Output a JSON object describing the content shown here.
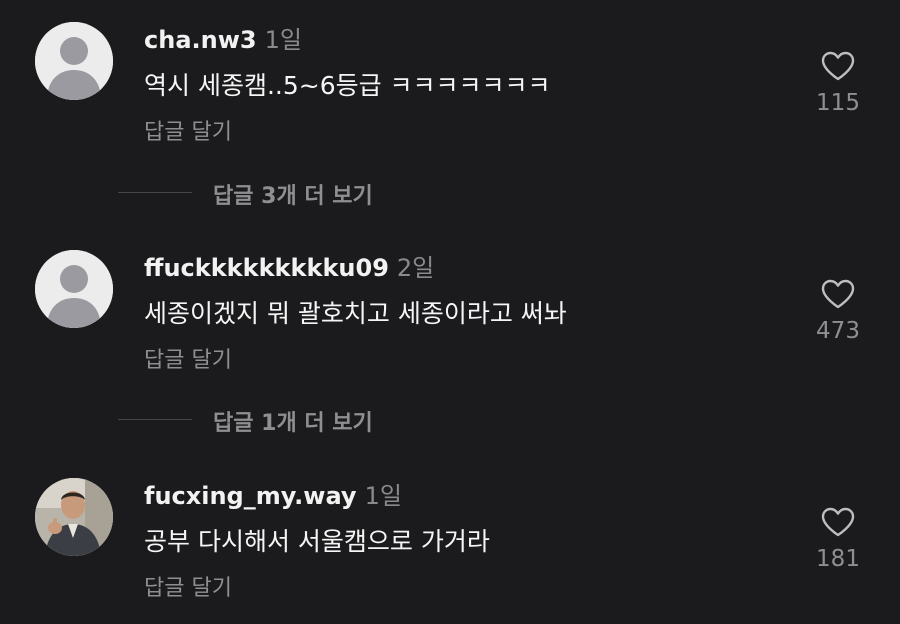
{
  "comments": [
    {
      "username": "cha.nw3",
      "time": "1일",
      "text": "역시 세종캠..5~6등급 ㅋㅋㅋㅋㅋㅋㅋ",
      "reply_label": "답글 달기",
      "likes": "115",
      "avatar": "default-avatar"
    },
    {
      "username": "ffuckkkkkkkkku09",
      "time": "2일",
      "text": "세종이겠지 뭐 괄호치고 세종이라고 써놔",
      "reply_label": "답글 달기",
      "likes": "473",
      "avatar": "default-avatar"
    },
    {
      "username": "fucxing_my.way",
      "time": "1일",
      "text": "공부 다시해서 서울캠으로 가거라",
      "reply_label": "답글 달기",
      "likes": "181",
      "avatar": "photo-avatar"
    }
  ],
  "view_replies": [
    {
      "label": "답글 3개 더 보기"
    },
    {
      "label": "답글 1개 더 보기"
    }
  ],
  "colors": {
    "background": "#1b1b1d",
    "primary_text": "#f2f2f2",
    "secondary_text": "#8f8f93",
    "avatar_bg": "#ececec",
    "avatar_silhouette": "#9a9aa0"
  },
  "icons": {
    "like": "heart-outline-icon"
  }
}
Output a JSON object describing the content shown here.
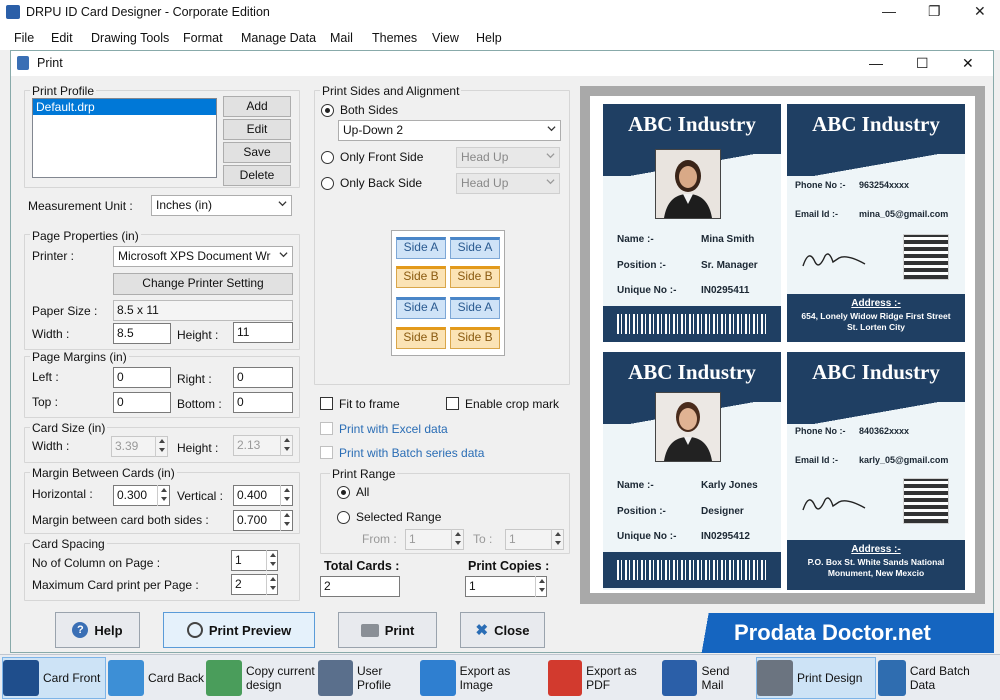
{
  "app": {
    "title": "DRPU ID Card Designer - Corporate Edition"
  },
  "menu": [
    "File",
    "Edit",
    "Drawing Tools",
    "Format",
    "Manage Data",
    "Mail",
    "Themes",
    "View",
    "Help"
  ],
  "dialog": {
    "title": "Print"
  },
  "print_profile": {
    "label": "Print Profile",
    "items": [
      "Default.drp"
    ],
    "add": "Add",
    "edit": "Edit",
    "save": "Save",
    "delete": "Delete"
  },
  "measurement": {
    "label": "Measurement Unit :",
    "value": "Inches (in)"
  },
  "page_properties": {
    "label": "Page Properties (in)",
    "printer_label": "Printer :",
    "printer_value": "Microsoft XPS Document Wr",
    "change_printer": "Change Printer Setting",
    "paper_size_label": "Paper Size :",
    "paper_size": "8.5 x 11",
    "width_label": "Width :",
    "width": "8.5",
    "height_label": "Height :",
    "height": "11"
  },
  "page_margins": {
    "label": "Page Margins (in)",
    "left_label": "Left :",
    "left": "0",
    "right_label": "Right :",
    "right": "0",
    "top_label": "Top :",
    "top": "0",
    "bottom_label": "Bottom :",
    "bottom": "0"
  },
  "card_size": {
    "label": "Card Size (in)",
    "width_label": "Width :",
    "width": "3.39",
    "height_label": "Height :",
    "height": "2.13"
  },
  "margin_between": {
    "label": "Margin Between Cards (in)",
    "horizontal_label": "Horizontal :",
    "horizontal": "0.300",
    "vertical_label": "Vertical :",
    "vertical": "0.400",
    "both_label": "Margin between card both sides :",
    "both": "0.700"
  },
  "card_spacing": {
    "label": "Card Spacing",
    "columns_label": "No of Column on Page :",
    "columns": "1",
    "max_label": "Maximum Card print per Page :",
    "max": "2"
  },
  "sides": {
    "label": "Print Sides and Alignment",
    "both": "Both Sides",
    "both_value": "Up-Down 2",
    "front": "Only Front Side",
    "front_value": "Head Up",
    "back": "Only Back Side",
    "back_value": "Head Up",
    "side_a": "Side A",
    "side_b": "Side B"
  },
  "options": {
    "fit": "Fit to frame",
    "crop": "Enable crop mark",
    "excel": "Print with Excel data",
    "batch": "Print with Batch series data"
  },
  "print_range": {
    "label": "Print Range",
    "all": "All",
    "selected": "Selected Range",
    "from_label": "From :",
    "from": "1",
    "to_label": "To :",
    "to": "1"
  },
  "totals": {
    "cards_label": "Total Cards :",
    "cards": "2",
    "copies_label": "Print Copies :",
    "copies": "1"
  },
  "buttons": {
    "help": "Help",
    "preview": "Print Preview",
    "print": "Print",
    "close": "Close"
  },
  "brand": "Prodata Doctor.net",
  "taskbar": [
    "Card Front",
    "Card Back",
    "Copy current design",
    "User Profile",
    "Export as Image",
    "Export as PDF",
    "Send Mail",
    "Print Design",
    "Card Batch Data"
  ],
  "cards": [
    {
      "company": "ABC Industry",
      "name_label": "Name :-",
      "name": "Mina Smith",
      "position_label": "Position :-",
      "position": "Sr. Manager",
      "unique_label": "Unique No :-",
      "unique": "IN0295411",
      "phone_label": "Phone No :-",
      "phone": "963254xxxx",
      "email_label": "Email Id :-",
      "email": "mina_05@gmail.com",
      "address_label": "Address :-",
      "address1": "654, Lonely Widow Ridge First Street",
      "address2": "St. Lorten City"
    },
    {
      "company": "ABC Industry",
      "name_label": "Name :-",
      "name": "Karly Jones",
      "position_label": "Position :-",
      "position": "Designer",
      "unique_label": "Unique No :-",
      "unique": "IN0295412",
      "phone_label": "Phone No :-",
      "phone": "840362xxxx",
      "email_label": "Email Id :-",
      "email": "karly_05@gmail.com",
      "address_label": "Address :-",
      "address1": "P.O. Box St. White Sands National",
      "address2": "Monument, New Mexcio"
    }
  ],
  "colors": {
    "card_navy": "#1f3f63",
    "accent": "#0078d7",
    "brand_blue": "#1565c0"
  }
}
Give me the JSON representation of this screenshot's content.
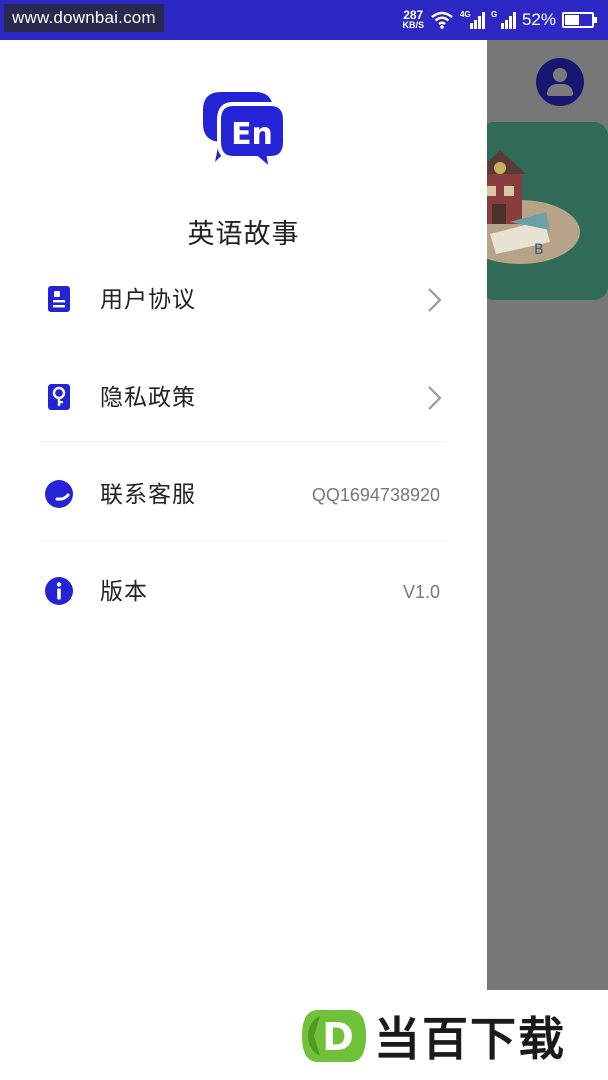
{
  "status_bar": {
    "watermark": "www.downbai.com",
    "net_speed_value": "287",
    "net_speed_unit": "KB/S",
    "signal_1_label": "4G",
    "signal_2_label": "G",
    "battery_text": "52%",
    "battery_level": 0.52,
    "background_color": "#2d28c4"
  },
  "drawer": {
    "app_name": "英语故事",
    "logo_text": "En",
    "accent_color": "#2424d6",
    "items": [
      {
        "label": "用户协议",
        "icon": "document-icon",
        "value": "",
        "chevron": true
      },
      {
        "label": "隐私政策",
        "icon": "key-lock-icon",
        "value": "",
        "chevron": true
      },
      {
        "label": "联系客服",
        "icon": "customer-service-icon",
        "value": "QQ1694738920",
        "chevron": false
      },
      {
        "label": "版本",
        "icon": "info-icon",
        "value": "V1.0",
        "chevron": false
      }
    ]
  },
  "background": {
    "avatar_icon": "user-avatar-icon",
    "banner_color": "#2f6b58"
  },
  "brand_watermark": {
    "mark_letter": "D",
    "text": "当百下载",
    "mark_color": "#6fc13a"
  }
}
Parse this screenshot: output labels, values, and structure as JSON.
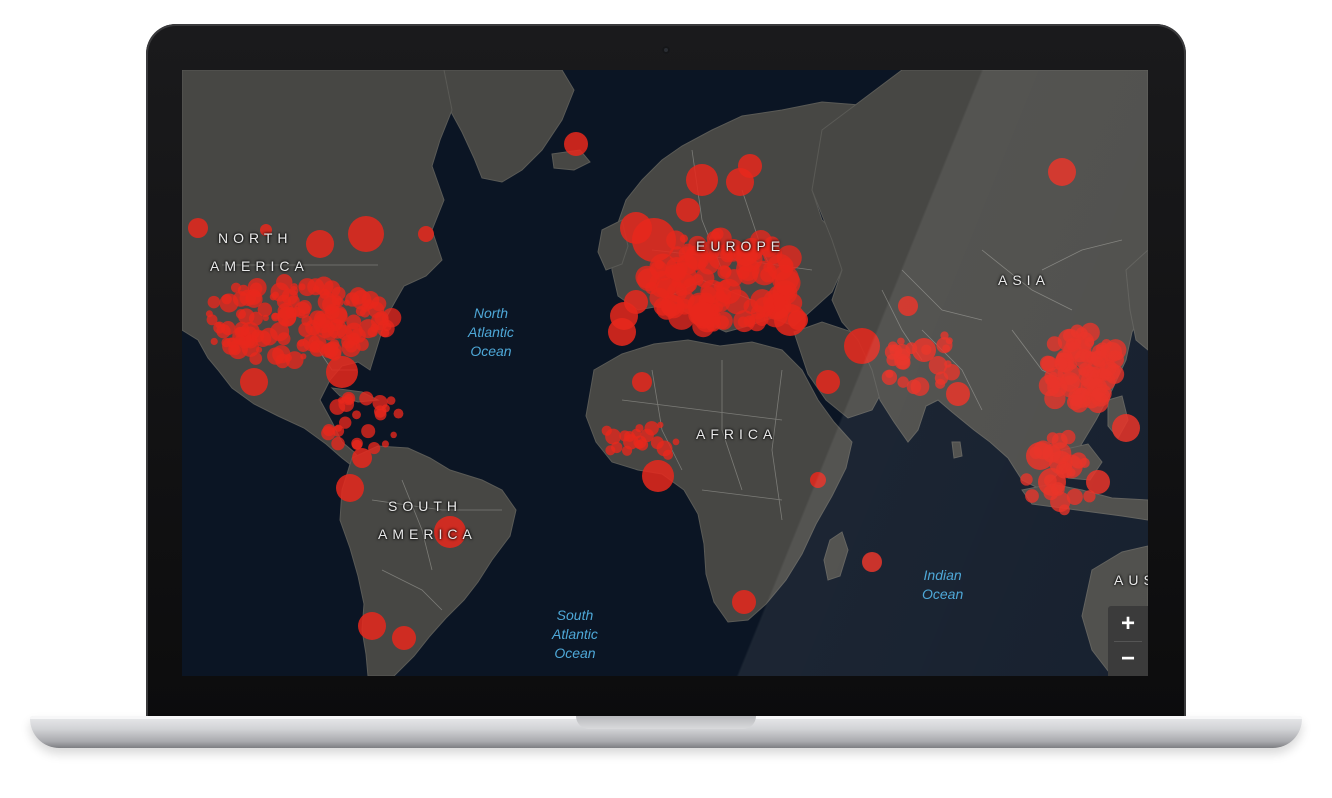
{
  "map": {
    "continent_labels": [
      {
        "id": "north-america",
        "lines": [
          "NORTH",
          "AMERICA"
        ]
      },
      {
        "id": "south-america",
        "lines": [
          "SOUTH",
          "AMERICA"
        ]
      },
      {
        "id": "europe",
        "lines": [
          "EUROPE"
        ]
      },
      {
        "id": "africa",
        "lines": [
          "AFRICA"
        ]
      },
      {
        "id": "asia",
        "lines": [
          "ASIA"
        ]
      },
      {
        "id": "australia",
        "lines": [
          "AUS"
        ]
      }
    ],
    "ocean_labels": [
      {
        "id": "north-atlantic",
        "text": "North\nAtlantic\nOcean"
      },
      {
        "id": "south-atlantic",
        "text": "South\nAtlantic\nOcean"
      },
      {
        "id": "indian",
        "text": "Indian\nOcean"
      }
    ],
    "zoom_in_label": "+",
    "zoom_out_label": "−"
  },
  "colors": {
    "ocean": "#0b1524",
    "land": "#474744",
    "borders": "#8d8d88",
    "marker": "#e8281c"
  }
}
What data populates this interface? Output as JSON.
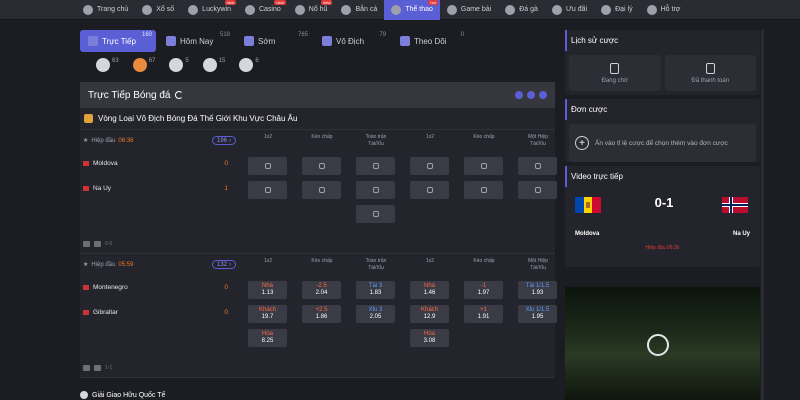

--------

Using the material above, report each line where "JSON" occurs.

#### Response to this task
Output a JSON object describing the content shown here.
Output a JSON object describing the content shown here.
Give me the JSON representation of this screenshot's content.
Parse this screenshot: output labels, values, and structure as JSON.
What data populates this interface? Output as JSON.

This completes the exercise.